▶ **Prompt**
What is the number of lines in this data that contain the word "Performance"? Give the number alone.

Task data Start Marker

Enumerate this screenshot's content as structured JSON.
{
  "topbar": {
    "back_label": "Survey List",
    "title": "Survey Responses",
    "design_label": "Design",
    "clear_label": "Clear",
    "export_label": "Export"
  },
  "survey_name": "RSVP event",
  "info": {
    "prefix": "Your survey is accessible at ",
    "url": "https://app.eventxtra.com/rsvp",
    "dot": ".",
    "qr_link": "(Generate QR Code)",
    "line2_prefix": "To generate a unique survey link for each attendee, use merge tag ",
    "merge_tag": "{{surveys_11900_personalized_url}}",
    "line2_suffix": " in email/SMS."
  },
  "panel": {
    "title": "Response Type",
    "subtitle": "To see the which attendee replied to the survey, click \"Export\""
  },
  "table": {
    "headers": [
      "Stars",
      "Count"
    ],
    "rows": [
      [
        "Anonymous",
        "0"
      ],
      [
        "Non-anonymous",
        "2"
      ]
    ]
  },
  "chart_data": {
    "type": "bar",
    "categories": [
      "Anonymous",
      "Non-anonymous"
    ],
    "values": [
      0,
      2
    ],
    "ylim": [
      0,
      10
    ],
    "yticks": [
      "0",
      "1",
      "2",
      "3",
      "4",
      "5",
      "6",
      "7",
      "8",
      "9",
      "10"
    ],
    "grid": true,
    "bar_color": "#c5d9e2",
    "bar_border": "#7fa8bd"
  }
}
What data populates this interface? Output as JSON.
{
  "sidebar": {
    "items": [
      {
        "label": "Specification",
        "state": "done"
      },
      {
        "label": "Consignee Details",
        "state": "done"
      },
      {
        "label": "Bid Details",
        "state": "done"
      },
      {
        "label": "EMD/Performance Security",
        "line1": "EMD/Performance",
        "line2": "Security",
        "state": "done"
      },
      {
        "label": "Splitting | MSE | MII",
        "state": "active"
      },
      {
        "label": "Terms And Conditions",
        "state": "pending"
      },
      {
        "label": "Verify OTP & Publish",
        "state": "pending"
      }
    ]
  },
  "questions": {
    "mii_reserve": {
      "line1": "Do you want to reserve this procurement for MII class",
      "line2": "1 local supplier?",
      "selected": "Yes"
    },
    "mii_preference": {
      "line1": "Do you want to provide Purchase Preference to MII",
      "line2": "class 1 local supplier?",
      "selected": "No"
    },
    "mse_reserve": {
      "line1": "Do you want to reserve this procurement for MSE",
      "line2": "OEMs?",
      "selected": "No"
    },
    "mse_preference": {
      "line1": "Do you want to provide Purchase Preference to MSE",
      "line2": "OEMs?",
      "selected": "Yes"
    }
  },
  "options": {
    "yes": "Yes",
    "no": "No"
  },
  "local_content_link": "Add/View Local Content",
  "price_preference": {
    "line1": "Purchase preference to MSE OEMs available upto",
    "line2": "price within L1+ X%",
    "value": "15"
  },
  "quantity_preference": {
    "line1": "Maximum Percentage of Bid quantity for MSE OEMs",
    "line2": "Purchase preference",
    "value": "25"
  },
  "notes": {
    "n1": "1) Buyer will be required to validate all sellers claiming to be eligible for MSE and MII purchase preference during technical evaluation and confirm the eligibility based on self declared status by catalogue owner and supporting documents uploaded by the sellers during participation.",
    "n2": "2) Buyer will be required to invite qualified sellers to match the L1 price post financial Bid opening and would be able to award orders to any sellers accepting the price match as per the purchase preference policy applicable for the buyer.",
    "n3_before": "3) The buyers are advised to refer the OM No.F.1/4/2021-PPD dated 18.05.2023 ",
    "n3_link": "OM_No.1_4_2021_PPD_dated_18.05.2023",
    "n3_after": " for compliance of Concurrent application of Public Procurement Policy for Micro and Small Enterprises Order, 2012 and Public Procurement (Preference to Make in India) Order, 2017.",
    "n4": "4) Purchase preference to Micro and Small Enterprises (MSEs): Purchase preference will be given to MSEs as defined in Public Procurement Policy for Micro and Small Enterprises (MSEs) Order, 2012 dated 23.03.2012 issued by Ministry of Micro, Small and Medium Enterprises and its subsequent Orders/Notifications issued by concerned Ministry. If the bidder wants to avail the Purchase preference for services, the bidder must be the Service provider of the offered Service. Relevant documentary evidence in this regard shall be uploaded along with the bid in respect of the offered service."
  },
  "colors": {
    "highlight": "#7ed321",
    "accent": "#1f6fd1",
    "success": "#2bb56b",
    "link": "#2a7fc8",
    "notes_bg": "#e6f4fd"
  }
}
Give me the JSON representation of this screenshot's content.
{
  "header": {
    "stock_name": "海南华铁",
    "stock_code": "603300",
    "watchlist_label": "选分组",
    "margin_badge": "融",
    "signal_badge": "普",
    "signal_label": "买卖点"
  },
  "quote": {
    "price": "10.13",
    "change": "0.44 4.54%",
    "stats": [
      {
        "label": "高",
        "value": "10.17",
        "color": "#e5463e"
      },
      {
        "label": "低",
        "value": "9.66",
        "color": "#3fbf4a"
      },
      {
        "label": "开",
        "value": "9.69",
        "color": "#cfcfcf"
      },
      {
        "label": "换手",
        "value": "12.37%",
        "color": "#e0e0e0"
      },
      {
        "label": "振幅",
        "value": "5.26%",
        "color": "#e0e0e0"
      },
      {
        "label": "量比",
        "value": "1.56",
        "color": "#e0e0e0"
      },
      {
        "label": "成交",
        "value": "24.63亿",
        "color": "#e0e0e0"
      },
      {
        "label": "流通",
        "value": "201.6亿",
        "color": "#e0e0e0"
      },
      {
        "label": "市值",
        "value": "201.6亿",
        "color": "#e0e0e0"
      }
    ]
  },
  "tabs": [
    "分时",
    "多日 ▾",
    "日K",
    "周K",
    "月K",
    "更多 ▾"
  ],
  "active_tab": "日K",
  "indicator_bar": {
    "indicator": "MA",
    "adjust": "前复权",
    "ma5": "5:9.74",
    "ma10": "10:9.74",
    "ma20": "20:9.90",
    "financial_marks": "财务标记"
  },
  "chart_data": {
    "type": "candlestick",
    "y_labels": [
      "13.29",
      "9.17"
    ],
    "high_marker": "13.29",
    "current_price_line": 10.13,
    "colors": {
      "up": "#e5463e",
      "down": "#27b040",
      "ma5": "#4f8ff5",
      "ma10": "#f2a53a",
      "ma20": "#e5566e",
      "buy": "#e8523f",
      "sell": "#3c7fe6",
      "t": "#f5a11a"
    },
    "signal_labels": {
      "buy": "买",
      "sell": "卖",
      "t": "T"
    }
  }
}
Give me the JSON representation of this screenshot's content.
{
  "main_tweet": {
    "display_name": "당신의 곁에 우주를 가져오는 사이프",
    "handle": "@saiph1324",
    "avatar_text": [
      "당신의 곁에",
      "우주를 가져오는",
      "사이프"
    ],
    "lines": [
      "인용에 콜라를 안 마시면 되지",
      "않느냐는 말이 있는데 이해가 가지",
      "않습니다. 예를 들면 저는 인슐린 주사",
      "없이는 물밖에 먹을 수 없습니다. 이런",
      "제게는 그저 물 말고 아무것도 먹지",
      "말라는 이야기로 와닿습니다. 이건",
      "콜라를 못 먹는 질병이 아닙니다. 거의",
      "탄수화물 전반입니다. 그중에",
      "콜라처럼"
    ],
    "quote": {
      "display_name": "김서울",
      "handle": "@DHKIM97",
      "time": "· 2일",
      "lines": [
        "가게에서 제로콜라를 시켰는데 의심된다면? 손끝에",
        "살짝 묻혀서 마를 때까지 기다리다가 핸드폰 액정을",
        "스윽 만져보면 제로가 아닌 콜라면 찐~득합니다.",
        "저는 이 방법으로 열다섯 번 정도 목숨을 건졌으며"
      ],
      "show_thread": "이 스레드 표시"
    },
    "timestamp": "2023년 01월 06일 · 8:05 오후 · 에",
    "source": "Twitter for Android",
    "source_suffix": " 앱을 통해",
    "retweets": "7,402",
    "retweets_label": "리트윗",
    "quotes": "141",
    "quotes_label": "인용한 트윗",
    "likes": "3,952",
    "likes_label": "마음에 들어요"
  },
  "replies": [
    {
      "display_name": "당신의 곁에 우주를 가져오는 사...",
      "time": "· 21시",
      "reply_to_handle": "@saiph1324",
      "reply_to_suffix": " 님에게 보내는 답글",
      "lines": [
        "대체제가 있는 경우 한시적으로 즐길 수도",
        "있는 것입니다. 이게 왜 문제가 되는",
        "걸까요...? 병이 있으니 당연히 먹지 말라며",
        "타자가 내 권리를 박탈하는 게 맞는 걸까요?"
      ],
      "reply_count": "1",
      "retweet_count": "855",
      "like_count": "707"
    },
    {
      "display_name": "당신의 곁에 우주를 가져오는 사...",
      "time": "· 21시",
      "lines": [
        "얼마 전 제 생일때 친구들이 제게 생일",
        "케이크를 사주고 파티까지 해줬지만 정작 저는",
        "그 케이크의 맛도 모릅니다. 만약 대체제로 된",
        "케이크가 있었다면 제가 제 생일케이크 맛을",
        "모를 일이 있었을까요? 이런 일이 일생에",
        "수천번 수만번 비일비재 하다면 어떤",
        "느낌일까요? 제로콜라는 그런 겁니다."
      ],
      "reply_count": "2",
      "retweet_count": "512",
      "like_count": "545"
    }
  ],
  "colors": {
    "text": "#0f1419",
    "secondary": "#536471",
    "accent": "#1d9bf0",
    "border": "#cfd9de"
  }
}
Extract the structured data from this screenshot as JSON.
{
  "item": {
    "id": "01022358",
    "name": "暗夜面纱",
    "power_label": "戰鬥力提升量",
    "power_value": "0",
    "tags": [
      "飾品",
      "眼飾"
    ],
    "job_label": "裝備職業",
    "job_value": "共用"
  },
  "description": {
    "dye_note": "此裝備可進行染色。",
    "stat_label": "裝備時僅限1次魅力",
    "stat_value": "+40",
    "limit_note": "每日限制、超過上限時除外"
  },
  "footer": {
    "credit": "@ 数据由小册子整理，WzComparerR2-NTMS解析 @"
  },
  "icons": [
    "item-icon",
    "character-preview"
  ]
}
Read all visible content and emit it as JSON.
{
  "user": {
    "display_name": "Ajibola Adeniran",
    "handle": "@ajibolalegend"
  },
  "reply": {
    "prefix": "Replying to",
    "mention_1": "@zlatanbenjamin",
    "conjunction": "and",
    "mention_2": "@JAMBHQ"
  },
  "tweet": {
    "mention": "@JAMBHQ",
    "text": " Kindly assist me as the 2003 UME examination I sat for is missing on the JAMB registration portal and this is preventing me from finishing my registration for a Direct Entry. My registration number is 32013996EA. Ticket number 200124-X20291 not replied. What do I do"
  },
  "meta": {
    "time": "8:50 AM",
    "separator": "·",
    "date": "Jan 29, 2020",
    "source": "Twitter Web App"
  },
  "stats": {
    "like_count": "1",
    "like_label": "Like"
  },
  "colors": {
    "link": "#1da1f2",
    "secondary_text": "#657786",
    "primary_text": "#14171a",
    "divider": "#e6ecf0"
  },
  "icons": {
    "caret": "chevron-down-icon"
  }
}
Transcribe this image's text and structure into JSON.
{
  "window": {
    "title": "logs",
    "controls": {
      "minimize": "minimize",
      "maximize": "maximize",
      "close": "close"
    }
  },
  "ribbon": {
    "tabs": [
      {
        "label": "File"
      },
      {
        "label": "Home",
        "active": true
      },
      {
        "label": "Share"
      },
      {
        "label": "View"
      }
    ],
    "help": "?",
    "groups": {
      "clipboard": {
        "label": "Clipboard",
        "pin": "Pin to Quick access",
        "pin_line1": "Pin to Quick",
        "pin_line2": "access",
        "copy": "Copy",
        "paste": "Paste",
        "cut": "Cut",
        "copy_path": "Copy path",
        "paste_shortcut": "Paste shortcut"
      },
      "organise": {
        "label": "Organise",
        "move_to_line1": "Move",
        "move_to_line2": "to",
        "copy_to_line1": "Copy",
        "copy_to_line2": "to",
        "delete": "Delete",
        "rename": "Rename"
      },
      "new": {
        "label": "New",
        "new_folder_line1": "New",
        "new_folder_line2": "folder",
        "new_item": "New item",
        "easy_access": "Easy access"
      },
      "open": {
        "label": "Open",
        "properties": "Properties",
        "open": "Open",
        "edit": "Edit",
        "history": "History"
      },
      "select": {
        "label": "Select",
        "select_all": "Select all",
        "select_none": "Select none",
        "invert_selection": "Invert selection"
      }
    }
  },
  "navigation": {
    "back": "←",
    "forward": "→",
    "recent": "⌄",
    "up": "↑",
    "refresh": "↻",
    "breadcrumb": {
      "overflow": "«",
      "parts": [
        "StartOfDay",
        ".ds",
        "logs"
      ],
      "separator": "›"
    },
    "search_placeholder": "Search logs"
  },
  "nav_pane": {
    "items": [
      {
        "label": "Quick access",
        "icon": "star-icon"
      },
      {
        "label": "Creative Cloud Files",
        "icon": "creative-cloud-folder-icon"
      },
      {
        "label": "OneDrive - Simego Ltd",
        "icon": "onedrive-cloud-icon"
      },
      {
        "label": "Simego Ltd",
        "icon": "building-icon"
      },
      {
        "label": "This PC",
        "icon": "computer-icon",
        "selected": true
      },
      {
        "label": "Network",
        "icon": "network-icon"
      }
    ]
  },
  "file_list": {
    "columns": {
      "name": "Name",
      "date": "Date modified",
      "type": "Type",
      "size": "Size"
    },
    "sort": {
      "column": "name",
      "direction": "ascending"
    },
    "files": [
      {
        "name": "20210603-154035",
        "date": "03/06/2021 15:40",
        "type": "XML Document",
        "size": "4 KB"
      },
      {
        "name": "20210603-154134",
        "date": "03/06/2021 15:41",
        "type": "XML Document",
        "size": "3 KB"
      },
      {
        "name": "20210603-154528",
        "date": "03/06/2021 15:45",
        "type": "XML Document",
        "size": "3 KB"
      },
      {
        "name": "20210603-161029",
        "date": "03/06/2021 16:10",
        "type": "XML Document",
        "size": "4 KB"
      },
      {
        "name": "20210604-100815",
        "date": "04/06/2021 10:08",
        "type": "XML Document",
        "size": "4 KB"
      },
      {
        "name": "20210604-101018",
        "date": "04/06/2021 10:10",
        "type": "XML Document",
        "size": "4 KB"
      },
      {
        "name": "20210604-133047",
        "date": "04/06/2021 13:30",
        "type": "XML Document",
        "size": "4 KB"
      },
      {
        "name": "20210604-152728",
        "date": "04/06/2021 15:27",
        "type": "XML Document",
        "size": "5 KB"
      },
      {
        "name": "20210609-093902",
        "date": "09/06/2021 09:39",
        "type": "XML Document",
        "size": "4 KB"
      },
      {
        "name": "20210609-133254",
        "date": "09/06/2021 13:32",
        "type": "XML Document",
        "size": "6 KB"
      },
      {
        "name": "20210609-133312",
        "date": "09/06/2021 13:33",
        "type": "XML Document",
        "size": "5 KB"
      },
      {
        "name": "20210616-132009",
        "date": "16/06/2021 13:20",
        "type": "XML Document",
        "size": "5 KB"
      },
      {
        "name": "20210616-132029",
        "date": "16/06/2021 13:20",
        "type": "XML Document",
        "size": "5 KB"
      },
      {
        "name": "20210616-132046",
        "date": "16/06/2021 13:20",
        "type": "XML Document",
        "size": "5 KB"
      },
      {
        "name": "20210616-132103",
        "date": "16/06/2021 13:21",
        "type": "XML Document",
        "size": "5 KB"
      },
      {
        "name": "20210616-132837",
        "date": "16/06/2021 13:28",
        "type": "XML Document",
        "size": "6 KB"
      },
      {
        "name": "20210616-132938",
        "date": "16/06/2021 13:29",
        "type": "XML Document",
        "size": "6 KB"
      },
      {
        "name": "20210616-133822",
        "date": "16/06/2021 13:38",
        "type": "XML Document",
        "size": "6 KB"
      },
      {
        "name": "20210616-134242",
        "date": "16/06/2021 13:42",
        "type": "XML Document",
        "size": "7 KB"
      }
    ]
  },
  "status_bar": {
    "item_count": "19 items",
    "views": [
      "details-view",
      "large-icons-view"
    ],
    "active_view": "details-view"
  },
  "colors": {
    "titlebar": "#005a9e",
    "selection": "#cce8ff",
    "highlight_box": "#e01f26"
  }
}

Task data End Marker

▶ **Result of this exercise**
2